Welcome back to our virtual tour among the finds of the Archaeological Museum of Cagliari.
Today we will show you some finds from the necropolis of San Giorgio in Portoscuso up close.
The site was found by chance in 1990, during some works for the construction of a purification plant, which damaged and almost completely destroyed part of the burials. It is a small necropolis with cremation tombs, according to the funerary ritual prevalent in the Phoenician age. The ashes of the deceased were kept inside reused transport wine amphorae and placed inside a lithic cyst, that is a small pit dug in the ground and covered with stone slabs on the bottom and on the walls and closed by a lid always in Stone.
The use of wine amphorae is certainly not accidental, but is linked to the ideology of the banquet and the ritual consumption of wine within funeral ceremonies. St. George’s amphorae show wine cups as lids to further strengthen this ritual bond.
The grave goods consisted of bilobed jugs, linked to the offering of wine and jugs with a mushroom rim, containers of balms and perfumed oils with which the body of the deceased was sprinkled. In some burials there were also other vases, silver and bronze jewels and iron weapons, evidence of the burial of adult males.
We have no information regarding the town to which this small necropolis must have referred. According to some, the settlement must have been nearby, as was usually the case, according to others the necropolis of San Giorgio was connected to Monte Sirai (Carbonia) and in particular to the Phoenician presences within the Sirai nuraghe. Certainly San Giorgio is, in the current state of knowledge, the oldest Phoenician necropolis in Sardinia, born out of the need to give burial to “a nucleus of Phoenicians that we could consider the pioneers of sedentarization”.

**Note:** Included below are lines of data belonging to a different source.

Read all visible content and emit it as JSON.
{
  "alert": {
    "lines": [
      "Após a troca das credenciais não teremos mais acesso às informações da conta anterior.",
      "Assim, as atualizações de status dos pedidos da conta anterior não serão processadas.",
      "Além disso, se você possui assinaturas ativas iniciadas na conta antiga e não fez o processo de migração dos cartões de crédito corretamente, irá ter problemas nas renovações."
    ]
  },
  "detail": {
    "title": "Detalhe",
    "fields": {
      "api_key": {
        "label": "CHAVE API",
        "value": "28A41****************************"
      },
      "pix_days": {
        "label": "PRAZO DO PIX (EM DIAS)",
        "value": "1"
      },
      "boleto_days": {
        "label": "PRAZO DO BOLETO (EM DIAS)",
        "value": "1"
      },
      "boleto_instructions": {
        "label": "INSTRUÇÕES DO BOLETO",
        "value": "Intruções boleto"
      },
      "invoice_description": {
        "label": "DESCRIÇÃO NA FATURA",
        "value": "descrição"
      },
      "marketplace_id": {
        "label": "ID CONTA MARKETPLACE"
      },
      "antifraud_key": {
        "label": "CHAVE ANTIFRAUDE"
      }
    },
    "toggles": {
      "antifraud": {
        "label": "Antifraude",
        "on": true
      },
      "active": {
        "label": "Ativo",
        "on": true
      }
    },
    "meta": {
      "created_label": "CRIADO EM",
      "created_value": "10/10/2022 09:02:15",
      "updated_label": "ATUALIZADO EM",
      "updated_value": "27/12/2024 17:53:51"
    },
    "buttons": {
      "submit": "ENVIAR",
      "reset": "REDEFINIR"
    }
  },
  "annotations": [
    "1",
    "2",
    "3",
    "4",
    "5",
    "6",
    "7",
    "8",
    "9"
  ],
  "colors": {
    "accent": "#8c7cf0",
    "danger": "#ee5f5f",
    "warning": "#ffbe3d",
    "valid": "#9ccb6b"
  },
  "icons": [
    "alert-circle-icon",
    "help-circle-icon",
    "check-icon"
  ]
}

It is no coincidence, however, that the oldest Phoenician city in Sardinia is Sulci (Sant’Antioco), also located at the entrance to the Sulcis metalliferous basin, an area clearly of great interest for oriental merchants.

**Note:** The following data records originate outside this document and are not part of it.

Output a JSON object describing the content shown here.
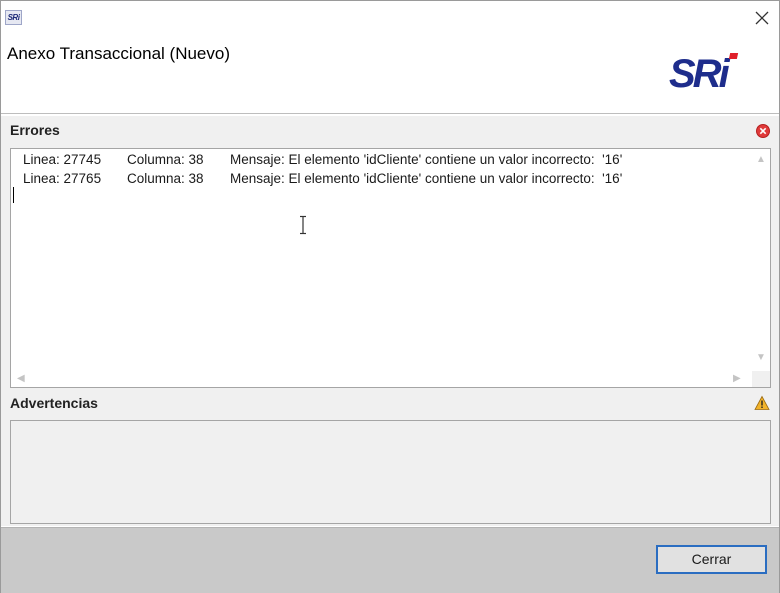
{
  "window": {
    "app_icon_text": "SRi",
    "title": "Anexo Transaccional (Nuevo)",
    "logo_text": "SRi",
    "close_icon": "close-x-icon"
  },
  "errors": {
    "label": "Errores",
    "icon": "error-circle-icon",
    "rows": [
      {
        "linea": "Linea: 27745",
        "columna": "Columna: 38",
        "mensaje": "Mensaje: El elemento 'idCliente' contiene un valor incorrecto:  '16'"
      },
      {
        "linea": "Linea: 27765",
        "columna": "Columna: 38",
        "mensaje": "Mensaje: El elemento 'idCliente' contiene un valor incorrecto:  '16'"
      }
    ]
  },
  "warnings": {
    "label": "Advertencias",
    "icon": "warning-triangle-icon"
  },
  "footer": {
    "close_label": "Cerrar"
  },
  "colors": {
    "button_border": "#2a6dc1",
    "logo_blue": "#1e2d8c",
    "logo_red": "#e0202a",
    "error_red": "#e03a3a",
    "warning_yellow": "#f2b32a"
  }
}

Let’s go back to our finds and in particular to the jugs with a mushroom rim (expanded circular rim) which show a shape with a globular body and tubular neck, unknown on the island until now, while it is known in other parts of the Mediterranean especially in the east. This element, together with the surface of the vases that have a red slip (the so-called red-slip) of considerable quality, leads to consider them from direct oriental imports, dating the necropolis even to a phase prior to the first settlement of Sulci, and therefore antecedent the mid-eighth century BC, i.e., 750 BC.